Researchers at the University of Michigan have developed a prototype wearable device that connects to a vein in the arm and continuously collects live cancer cells from a patient’s blood, screening much larger volumes, and could provide better information for planning treatments than those from a conventional biopsy. The blood pump sits in the top left corner of the device and the heparin injector runs along the near side. The green circuit boards control the blood pump, heparin injector and provide display data.
Sunitha Nagrath, Ph.D., associate professor of chemical engineering at U-M, who led the development of the device, said: “It’s the difference between having a security camera that takes a snapshot of a door every five minutes or takes a video. If an intruder enters between the snapshots, you wouldn’t know about it.”
“Wearable device could diagnose and treat cancer more effectively“
Tae Hyun Kim, postdoctoral scholar at the California Institute of Technology, said: “The most challenging parts were integrating all of the components into a single device and then ensuring that the blood would not clot, that the cells would not clog up the chip, and that the entire device is completely sterile.”

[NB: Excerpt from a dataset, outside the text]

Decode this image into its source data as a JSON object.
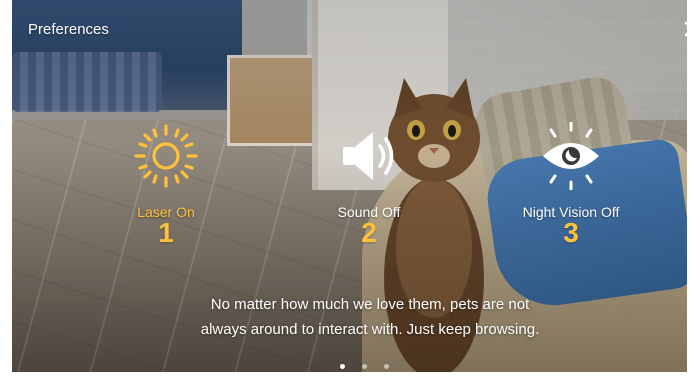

Daniel F. Hayes, M.D., the Stuart B. Padnos Professor of Breast Cancer Research at the University of Michigan Rogel Cancer Center and senior author on the paper in Nature Communications, said: “Nobody wants to have a biopsy. If we could get enough cancer cells from the blood, we could use them to learn about the tumour biology and direct care for the patients. That’s the excitement of why we’re doing this.”